Following John’s advice, I prepared the index myself for my first book.  The contract for my second book called for the index to be prepared by the publisher and reviewed by the author.  That sounded alright until two days ago, when I started reviewing the draft index for Seward.

There were some understandable confusions.  For example, from time to time I refer in the text to the Albany Evening Journal just as the Evening Journal.  The indexer had made separate entries for these; I have collapsed into one.

Far more distressing, however, were the omissions from the draft index.  On the first page of the first chapter, I mention that Thomas Jefferson appointed Seward’s father as postmaster.  Thomas Jefferson is in the index, but there is no reference to this page.  In the early chapters I carefully included a few references to Skaneateles, New York, a lovely town not far from Auburn in which I stayed while doing research  No mention at all in the index.  I currently live in Exeter, New Hampshire, and researched hard to learn that Seward stopped here as part of a whistle stop tour of New England in 1860.  No mention in the index.  Isabel Barrows, the first woman to work in the State Department, left a short memoir of her time there and impressions of Seward.  In the book but not in the index.

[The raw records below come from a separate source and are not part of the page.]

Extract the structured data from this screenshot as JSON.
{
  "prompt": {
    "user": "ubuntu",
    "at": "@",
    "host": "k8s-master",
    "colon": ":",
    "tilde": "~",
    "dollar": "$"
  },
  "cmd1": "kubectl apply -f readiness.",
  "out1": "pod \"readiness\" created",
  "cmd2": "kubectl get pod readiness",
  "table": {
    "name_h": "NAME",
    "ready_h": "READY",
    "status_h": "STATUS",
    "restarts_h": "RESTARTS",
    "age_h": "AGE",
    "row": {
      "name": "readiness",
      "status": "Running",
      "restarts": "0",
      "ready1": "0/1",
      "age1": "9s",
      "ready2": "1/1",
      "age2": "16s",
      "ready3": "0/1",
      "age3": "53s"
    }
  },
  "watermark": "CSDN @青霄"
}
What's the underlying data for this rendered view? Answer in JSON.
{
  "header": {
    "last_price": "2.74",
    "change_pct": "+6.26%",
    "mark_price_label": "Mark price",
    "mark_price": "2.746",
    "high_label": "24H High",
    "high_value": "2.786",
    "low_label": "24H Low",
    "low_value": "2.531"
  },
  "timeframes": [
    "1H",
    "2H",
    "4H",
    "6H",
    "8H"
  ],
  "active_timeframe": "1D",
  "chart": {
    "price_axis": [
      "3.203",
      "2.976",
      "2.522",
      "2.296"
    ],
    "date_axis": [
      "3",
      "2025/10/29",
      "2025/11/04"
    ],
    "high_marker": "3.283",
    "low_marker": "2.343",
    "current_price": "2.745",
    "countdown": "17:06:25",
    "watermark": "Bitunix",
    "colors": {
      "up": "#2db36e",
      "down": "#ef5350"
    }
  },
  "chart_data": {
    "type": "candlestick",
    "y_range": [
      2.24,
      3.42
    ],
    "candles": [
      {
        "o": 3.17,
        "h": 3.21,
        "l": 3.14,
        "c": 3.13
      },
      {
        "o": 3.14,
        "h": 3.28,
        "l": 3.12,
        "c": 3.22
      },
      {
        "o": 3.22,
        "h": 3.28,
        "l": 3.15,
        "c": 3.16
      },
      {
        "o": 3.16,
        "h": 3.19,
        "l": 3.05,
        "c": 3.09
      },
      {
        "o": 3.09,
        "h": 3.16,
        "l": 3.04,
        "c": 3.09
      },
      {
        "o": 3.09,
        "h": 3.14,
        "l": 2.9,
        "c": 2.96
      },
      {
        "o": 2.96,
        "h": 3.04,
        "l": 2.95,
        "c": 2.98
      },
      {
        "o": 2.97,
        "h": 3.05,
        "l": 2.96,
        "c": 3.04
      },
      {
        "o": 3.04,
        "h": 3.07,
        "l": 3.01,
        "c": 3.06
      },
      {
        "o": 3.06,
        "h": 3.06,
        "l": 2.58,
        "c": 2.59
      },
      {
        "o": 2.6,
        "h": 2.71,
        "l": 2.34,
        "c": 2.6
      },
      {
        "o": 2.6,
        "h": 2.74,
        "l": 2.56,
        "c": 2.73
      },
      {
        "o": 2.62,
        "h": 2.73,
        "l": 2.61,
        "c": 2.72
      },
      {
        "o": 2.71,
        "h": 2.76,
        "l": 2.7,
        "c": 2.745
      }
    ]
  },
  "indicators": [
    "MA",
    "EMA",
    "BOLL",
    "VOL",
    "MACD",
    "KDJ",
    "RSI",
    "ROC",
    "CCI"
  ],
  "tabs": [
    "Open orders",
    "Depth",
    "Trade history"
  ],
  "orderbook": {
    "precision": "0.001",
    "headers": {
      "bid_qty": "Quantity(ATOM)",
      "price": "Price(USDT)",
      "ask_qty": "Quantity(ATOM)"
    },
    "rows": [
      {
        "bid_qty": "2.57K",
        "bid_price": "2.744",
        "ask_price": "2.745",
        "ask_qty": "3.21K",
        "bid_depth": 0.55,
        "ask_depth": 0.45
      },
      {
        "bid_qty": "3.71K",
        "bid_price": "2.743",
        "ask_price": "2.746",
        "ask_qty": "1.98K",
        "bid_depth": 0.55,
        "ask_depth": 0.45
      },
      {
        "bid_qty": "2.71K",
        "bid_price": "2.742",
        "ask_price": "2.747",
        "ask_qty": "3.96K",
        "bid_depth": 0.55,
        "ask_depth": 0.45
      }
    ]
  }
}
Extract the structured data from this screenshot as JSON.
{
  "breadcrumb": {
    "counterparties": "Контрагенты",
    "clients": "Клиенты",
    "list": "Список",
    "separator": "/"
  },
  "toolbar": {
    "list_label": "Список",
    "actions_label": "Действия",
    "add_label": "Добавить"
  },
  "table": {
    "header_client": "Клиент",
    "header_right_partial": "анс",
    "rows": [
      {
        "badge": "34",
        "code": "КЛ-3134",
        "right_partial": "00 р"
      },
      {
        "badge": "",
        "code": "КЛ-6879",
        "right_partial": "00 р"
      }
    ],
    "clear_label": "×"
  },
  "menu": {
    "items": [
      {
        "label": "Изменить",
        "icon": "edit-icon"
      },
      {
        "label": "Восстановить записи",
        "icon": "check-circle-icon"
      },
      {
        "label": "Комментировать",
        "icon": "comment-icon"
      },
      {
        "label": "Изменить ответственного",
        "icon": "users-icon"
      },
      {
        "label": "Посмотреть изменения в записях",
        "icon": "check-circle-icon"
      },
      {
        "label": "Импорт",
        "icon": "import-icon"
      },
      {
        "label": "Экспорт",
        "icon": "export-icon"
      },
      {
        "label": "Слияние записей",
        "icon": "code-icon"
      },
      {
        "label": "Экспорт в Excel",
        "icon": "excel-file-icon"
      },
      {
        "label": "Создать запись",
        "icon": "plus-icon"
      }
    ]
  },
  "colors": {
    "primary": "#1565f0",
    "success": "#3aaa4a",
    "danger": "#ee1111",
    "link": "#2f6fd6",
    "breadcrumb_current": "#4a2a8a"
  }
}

I could go on and on but it would just raise my blood pressure.  I am working this weekend to correct as many of these errors as I can; the publisher’s deadline for returning the index is Monday.